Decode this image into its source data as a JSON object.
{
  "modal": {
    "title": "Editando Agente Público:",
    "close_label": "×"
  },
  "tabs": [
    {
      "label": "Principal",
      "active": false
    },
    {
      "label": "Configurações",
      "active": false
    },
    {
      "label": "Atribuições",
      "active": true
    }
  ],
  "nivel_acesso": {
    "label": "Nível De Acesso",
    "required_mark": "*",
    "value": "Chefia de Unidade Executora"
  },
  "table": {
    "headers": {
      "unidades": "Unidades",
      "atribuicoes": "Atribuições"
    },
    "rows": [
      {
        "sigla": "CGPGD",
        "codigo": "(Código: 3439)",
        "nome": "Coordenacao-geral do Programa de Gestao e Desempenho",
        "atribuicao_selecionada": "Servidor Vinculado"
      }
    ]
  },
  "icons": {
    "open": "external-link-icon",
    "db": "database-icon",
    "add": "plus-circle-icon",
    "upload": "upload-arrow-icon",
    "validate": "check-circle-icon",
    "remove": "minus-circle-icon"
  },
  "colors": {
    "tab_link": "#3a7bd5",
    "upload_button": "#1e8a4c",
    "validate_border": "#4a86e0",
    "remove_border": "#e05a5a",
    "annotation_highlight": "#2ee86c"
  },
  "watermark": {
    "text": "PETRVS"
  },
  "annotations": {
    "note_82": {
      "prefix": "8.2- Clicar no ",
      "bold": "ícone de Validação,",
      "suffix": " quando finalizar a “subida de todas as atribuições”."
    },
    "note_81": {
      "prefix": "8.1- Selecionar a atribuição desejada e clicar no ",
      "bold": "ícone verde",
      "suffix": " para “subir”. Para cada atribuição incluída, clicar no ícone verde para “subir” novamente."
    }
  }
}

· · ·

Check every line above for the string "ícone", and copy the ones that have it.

      "bold": "ícone de Validação,",
      "bold": "ícone verde",
      "suffix": " para “subir”. Para cada atribuição incluída, clicar no ícone verde para “subir” novamente."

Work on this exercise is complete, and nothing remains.